Spinter Tyrimai CEO Ignas Zokas says that wages have risen for a considerable part of the population.
“Several segments can be singled out: these are tech-savvy, younger professionals with a higher education degree,” Zokas said.
“Meanwhile, the lowest incomes rise at the slowest pace, because people apparently do jobs that require less skill and are outside of the major cities,” he added.
Some 39.2 percent of those polled said their incomes had not changed. Another 30.4 percent they were not in employment and 3.3 percent said their wages had decreased.
Average gross monthly wages in Lithuania’s economy, excluding sole proprietorships, rose by 10.5 percent in the second quarter of 2018 compared with a year ago to reach 926.7 euros, according to the latest figures from Statistics Lithuania.
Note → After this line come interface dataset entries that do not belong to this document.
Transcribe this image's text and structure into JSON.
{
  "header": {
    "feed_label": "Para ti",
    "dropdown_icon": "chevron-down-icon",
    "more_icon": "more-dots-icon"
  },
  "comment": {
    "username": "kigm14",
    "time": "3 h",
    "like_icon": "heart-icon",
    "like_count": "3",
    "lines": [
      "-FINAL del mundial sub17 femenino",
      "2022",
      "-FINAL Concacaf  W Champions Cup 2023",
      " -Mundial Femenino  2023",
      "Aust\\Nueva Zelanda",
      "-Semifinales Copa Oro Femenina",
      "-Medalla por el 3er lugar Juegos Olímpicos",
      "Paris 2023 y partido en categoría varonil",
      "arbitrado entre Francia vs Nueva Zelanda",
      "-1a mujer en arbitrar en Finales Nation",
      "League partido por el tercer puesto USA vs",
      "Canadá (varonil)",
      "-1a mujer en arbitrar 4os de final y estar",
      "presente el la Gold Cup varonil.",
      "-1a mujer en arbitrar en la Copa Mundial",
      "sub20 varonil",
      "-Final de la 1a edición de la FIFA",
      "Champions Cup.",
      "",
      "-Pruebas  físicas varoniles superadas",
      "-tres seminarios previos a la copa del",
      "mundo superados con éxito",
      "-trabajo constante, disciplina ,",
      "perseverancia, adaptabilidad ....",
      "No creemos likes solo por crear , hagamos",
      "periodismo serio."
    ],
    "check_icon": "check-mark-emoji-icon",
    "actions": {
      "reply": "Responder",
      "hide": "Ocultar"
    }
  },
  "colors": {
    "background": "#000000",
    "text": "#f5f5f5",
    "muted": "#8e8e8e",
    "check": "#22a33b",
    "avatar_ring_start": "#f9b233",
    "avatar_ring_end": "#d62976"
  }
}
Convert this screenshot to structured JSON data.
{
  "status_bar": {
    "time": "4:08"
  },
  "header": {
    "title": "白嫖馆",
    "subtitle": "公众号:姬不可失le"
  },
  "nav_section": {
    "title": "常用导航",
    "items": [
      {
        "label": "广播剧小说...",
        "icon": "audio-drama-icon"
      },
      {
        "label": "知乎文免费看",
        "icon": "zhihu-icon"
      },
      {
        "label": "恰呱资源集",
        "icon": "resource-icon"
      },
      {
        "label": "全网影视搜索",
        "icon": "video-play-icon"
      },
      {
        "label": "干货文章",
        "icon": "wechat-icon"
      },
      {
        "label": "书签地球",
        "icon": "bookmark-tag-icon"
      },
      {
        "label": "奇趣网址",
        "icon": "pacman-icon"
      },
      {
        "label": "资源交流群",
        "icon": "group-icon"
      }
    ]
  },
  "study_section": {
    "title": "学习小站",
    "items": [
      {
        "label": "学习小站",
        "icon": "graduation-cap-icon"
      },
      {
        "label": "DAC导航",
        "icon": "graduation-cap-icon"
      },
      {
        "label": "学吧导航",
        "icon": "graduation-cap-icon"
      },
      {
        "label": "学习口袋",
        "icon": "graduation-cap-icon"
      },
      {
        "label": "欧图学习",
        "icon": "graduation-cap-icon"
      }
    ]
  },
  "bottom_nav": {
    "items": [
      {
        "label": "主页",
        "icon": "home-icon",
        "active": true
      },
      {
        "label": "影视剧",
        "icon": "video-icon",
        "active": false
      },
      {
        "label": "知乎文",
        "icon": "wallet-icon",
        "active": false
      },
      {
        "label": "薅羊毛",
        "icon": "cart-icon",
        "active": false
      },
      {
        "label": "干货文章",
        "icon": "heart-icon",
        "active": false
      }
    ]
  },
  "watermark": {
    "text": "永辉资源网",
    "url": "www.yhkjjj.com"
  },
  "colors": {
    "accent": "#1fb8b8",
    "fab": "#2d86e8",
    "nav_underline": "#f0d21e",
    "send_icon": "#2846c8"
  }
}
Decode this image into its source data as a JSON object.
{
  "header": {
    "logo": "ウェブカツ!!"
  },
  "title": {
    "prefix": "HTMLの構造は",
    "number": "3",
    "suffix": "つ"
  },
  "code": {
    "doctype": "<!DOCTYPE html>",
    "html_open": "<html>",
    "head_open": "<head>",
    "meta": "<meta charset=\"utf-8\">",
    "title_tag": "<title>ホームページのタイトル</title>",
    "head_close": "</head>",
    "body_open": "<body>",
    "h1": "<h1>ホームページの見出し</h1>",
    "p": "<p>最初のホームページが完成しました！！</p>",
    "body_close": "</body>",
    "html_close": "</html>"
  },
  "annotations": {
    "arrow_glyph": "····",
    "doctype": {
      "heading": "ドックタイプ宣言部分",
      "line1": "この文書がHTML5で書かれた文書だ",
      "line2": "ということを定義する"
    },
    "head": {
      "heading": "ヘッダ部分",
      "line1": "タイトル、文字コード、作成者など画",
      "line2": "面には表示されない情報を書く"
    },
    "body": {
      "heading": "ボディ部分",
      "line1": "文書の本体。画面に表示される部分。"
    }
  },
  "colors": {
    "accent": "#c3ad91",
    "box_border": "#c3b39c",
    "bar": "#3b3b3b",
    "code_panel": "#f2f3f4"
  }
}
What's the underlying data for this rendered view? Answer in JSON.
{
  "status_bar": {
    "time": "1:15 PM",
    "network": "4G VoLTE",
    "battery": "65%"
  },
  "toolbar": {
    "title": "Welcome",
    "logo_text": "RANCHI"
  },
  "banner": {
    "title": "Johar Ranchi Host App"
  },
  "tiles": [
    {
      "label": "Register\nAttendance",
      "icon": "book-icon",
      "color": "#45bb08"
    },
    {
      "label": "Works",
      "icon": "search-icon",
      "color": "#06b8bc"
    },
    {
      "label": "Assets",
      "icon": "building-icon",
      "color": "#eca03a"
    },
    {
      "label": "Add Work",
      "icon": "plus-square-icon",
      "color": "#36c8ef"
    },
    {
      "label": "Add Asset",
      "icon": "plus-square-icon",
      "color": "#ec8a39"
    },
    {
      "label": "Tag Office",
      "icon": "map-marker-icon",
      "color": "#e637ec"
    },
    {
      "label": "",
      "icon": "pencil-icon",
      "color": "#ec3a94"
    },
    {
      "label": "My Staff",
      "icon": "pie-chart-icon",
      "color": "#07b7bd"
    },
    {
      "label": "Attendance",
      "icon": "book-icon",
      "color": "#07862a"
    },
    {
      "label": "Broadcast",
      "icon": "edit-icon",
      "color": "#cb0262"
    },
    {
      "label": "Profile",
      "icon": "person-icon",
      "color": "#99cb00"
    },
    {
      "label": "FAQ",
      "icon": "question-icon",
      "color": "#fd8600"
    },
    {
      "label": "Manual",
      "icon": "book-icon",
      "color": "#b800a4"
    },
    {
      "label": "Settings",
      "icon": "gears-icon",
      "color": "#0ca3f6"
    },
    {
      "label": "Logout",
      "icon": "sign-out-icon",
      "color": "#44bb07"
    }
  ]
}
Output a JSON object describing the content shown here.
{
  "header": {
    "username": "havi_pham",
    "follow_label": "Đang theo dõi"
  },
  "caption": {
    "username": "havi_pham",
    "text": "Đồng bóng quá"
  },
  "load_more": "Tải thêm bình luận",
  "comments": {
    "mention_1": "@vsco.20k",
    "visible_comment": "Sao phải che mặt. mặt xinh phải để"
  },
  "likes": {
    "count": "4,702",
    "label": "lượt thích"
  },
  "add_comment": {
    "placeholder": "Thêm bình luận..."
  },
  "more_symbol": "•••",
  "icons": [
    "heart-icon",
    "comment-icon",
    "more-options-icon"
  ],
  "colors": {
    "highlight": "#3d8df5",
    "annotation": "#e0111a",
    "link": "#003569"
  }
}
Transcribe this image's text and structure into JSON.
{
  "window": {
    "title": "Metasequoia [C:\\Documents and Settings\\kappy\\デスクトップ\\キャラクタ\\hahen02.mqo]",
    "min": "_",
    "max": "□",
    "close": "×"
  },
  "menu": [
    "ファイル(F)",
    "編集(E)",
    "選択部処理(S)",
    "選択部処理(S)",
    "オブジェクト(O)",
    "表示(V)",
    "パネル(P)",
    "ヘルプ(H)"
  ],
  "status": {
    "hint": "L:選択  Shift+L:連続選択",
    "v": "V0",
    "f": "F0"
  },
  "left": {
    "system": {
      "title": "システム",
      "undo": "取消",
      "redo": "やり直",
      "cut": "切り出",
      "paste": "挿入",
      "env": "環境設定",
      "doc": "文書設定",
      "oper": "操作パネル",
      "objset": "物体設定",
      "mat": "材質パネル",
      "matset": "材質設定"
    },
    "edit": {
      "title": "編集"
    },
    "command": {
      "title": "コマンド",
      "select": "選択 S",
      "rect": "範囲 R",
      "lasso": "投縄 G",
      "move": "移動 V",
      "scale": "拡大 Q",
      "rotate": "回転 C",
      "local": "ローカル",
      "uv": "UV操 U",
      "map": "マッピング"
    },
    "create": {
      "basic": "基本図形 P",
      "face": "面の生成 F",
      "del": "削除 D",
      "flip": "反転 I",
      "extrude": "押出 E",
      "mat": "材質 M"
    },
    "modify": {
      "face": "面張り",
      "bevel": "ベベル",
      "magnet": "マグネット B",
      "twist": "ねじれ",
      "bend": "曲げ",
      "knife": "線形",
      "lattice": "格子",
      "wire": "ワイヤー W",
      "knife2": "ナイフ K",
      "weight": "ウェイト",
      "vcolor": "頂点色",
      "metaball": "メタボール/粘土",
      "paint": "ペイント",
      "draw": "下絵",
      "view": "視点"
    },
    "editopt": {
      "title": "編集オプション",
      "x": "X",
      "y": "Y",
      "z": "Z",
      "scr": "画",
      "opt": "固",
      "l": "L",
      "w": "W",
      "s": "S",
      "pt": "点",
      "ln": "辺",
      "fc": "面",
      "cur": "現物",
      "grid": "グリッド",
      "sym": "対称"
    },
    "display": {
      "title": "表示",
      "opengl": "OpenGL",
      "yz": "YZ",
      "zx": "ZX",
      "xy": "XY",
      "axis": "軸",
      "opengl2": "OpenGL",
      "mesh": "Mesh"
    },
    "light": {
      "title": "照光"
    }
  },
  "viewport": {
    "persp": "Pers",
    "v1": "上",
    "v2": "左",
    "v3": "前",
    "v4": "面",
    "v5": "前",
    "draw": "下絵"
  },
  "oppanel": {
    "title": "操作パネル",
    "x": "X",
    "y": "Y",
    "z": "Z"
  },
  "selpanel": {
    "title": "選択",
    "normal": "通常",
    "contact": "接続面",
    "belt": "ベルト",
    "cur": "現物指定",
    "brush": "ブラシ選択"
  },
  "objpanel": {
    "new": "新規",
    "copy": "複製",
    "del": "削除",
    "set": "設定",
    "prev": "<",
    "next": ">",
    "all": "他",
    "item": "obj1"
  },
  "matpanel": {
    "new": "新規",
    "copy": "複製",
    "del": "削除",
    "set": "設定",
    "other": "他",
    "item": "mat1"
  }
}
Average net monthly wages grew by 9.5 percent year-on-year to 721.8 euros.